## PROBLEM REQUIREMENTS
A faithful copy of the whole listing is the goal. Match it exactly.

----

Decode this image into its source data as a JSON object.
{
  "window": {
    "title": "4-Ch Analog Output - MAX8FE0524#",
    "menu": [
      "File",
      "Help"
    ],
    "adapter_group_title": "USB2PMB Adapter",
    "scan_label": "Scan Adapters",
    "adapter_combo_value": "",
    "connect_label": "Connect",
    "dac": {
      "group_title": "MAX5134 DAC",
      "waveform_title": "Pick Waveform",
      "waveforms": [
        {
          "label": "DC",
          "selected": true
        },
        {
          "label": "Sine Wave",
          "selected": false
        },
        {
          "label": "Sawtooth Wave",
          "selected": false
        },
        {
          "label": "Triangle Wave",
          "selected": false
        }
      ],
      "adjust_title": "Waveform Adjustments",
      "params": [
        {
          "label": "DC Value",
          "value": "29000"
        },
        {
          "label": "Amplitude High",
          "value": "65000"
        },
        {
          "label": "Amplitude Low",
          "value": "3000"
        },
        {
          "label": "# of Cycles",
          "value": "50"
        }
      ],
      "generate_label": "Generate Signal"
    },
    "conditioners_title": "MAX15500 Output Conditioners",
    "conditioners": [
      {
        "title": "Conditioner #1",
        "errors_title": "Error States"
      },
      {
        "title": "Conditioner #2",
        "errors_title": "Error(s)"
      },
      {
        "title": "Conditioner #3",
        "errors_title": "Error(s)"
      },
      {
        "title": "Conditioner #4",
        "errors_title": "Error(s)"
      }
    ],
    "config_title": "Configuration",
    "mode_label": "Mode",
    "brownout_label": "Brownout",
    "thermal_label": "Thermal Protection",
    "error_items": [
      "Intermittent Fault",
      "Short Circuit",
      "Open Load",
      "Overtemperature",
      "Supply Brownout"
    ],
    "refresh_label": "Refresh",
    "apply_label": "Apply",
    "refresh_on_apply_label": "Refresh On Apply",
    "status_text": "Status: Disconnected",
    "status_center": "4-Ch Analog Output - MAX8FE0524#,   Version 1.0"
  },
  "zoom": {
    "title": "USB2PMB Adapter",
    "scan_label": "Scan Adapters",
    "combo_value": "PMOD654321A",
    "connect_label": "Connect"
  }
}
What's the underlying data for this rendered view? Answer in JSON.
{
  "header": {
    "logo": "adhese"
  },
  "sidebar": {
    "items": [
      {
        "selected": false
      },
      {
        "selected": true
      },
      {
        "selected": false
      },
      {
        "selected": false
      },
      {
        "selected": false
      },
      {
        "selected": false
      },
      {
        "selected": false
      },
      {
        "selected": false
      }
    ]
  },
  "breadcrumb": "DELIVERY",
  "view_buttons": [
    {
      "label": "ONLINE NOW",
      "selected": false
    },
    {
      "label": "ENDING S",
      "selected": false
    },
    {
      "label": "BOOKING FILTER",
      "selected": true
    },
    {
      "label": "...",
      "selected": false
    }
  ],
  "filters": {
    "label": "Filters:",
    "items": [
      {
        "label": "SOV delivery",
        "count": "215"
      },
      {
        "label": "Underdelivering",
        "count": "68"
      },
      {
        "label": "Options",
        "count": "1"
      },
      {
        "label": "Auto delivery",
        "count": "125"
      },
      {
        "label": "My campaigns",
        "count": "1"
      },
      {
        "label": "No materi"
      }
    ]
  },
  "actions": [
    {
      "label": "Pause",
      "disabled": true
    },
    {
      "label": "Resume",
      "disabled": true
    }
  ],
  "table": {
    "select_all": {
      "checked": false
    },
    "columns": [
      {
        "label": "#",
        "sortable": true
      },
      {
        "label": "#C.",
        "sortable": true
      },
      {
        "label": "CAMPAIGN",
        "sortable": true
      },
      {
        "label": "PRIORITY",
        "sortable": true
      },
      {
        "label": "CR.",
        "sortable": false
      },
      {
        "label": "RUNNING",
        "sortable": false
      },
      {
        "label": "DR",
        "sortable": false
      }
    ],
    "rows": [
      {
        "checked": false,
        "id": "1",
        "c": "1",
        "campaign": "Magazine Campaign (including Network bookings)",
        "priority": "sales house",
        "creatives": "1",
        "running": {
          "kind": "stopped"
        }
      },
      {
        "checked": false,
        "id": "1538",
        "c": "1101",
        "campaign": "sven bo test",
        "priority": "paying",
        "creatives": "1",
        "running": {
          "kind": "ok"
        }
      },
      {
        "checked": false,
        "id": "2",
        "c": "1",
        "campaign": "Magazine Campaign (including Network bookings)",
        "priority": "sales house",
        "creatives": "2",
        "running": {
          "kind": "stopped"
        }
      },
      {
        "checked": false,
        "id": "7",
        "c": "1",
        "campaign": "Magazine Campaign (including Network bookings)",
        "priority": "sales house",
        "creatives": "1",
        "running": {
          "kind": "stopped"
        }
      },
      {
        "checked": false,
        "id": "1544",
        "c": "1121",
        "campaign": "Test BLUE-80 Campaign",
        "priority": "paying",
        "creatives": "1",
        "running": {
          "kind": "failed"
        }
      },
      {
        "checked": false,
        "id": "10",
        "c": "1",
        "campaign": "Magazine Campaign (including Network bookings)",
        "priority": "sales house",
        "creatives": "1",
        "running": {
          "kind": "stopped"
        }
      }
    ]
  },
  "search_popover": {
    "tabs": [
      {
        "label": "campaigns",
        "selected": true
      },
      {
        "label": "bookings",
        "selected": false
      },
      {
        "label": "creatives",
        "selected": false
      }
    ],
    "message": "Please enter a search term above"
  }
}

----

## RESULT OF THIS EXERCISE
Decode this image into its source data as a JSON object.
{
  "window": {
    "title": "4-Ch Analog Output - MAX8FE0524#",
    "menu": [
      "File",
      "Help"
    ],
    "adapter_group_title": "USB2PMB Adapter",
    "scan_label": "Scan Adapters",
    "adapter_combo_value": "",
    "connect_label": "Connect",
    "dac": {
      "group_title": "MAX5134 DAC",
      "waveform_title": "Pick Waveform",
      "waveforms": [
        {
          "label": "DC",
          "selected": true
        },
        {
          "label": "Sine Wave",
          "selected": false
        },
        {
          "label": "Sawtooth Wave",
          "selected": false
        },
        {
          "label": "Triangle Wave",
          "selected": false
        }
      ],
      "adjust_title": "Waveform Adjustments",
      "params": [
        {
          "label": "DC Value",
          "value": "29000"
        },
        {
          "label": "Amplitude High",
          "value": "65000"
        },
        {
          "label": "Amplitude Low",
          "value": "3000"
        },
        {
          "label": "# of Cycles",
          "value": "50"
        }
      ],
      "generate_label": "Generate Signal"
    },
    "conditioners_title": "MAX15500 Output Conditioners",
    "conditioners": [
      {
        "title": "Conditioner #1",
        "errors_title": "Error States"
      },
      {
        "title": "Conditioner #2",
        "errors_title": "Error(s)"
      },
      {
        "title": "Conditioner #3",
        "errors_title": "Error(s)"
      },
      {
        "title": "Conditioner #4",
        "errors_title": "Error(s)"
      }
    ],
    "config_title": "Configuration",
    "mode_label": "Mode",
    "brownout_label": "Brownout",
    "thermal_label": "Thermal Protection",
    "error_items": [
      "Intermittent Fault",
      "Short Circuit",
      "Open Load",
      "Overtemperature",
      "Supply Brownout"
    ],
    "refresh_label": "Refresh",
    "apply_label": "Apply",
    "refresh_on_apply_label": "Refresh On Apply",
    "status_text": "Status: Disconnected",
    "status_center": "4-Ch Analog Output - MAX8FE0524#,   Version 1.0"
  },
  "zoom": {
    "title": "USB2PMB Adapter",
    "scan_label": "Scan Adapters",
    "combo_value": "PMOD654321A",
    "connect_label": "Connect"
  }
}
What's the underlying data for this rendered view? Answer in JSON.
{
  "header": {
    "logo": "adhese"
  },
  "sidebar": {
    "items": [
      {
        "selected": false
      },
      {
        "selected": true
      },
      {
        "selected": false
      },
      {
        "selected": false
      },
      {
        "selected": false
      },
      {
        "selected": false
      },
      {
        "selected": false
      },
      {
        "selected": false
      }
    ]
  },
  "breadcrumb": "DELIVERY",
  "view_buttons": [
    {
      "label": "ONLINE NOW",
      "selected": false
    },
    {
      "label": "ENDING S",
      "selected": false
    },
    {
      "label": "BOOKING FILTER",
      "selected": true
    },
    {
      "label": "...",
      "selected": false
    }
  ],
  "filters": {
    "label": "Filters:",
    "items": [
      {
        "label": "SOV delivery",
        "count": "215"
      },
      {
        "label": "Underdelivering",
        "count": "68"
      },
      {
        "label": "Options",
        "count": "1"
      },
      {
        "label": "Auto delivery",
        "count": "125"
      },
      {
        "label": "My campaigns",
        "count": "1"
      },
      {
        "label": "No materi"
      }
    ]
  },
  "actions": [
    {
      "label": "Pause",
      "disabled": true
    },
    {
      "label": "Resume",
      "disabled": true
    }
  ],
  "table": {
    "select_all": {
      "checked": false
    },
    "columns": [
      {
        "label": "#",
        "sortable": true
      },
      {
        "label": "#C.",
        "sortable": true
      },
      {
        "label": "CAMPAIGN",
        "sortable": true
      },
      {
        "label": "PRIORITY",
        "sortable": true
      },
      {
        "label": "CR.",
        "sortable": false
      },
      {
        "label": "RUNNING",
        "sortable": false
      },
      {
        "label": "DR",
        "sortable": false
      }
    ],
    "rows": [
      {
        "checked": false,
        "id": "1",
        "c": "1",
        "campaign": "Magazine Campaign (including Network bookings)",
        "priority": "sales house",
        "creatives": "1",
        "running": {
          "kind": "stopped"
        }
      },
      {
        "checked": false,
        "id": "1538",
        "c": "1101",
        "campaign": "sven bo test",
        "priority": "paying",
        "creatives": "1",
        "running": {
          "kind": "ok"
        }
      },
      {
        "checked": false,
        "id": "2",
        "c": "1",
        "campaign": "Magazine Campaign (including Network bookings)",
        "priority": "sales house",
        "creatives": "2",
        "running": {
          "kind": "stopped"
        }
      },
      {
        "checked": false,
        "id": "7",
        "c": "1",
        "campaign": "Magazine Campaign (including Network bookings)",
        "priority": "sales house",
        "creatives": "1",
        "running": {
          "kind": "stopped"
        }
      },
      {
        "checked": false,
        "id": "1544",
        "c": "1121",
        "campaign": "Test BLUE-80 Campaign",
        "priority": "paying",
        "creatives": "1",
        "running": {
          "kind": "failed"
        }
      },
      {
        "checked": false,
        "id": "10",
        "c": "1",
        "campaign": "Magazine Campaign (including Network bookings)",
        "priority": "sales house",
        "creatives": "1",
        "running": {
          "kind": "stopped"
        }
      }
    ]
  },
  "search_popover": {
    "tabs": [
      {
        "label": "campaigns",
        "selected": true
      },
      {
        "label": "bookings",
        "selected": false
      },
      {
        "label": "creatives",
        "selected": false
      }
    ],
    "message": "Please enter a search term above"
  }
}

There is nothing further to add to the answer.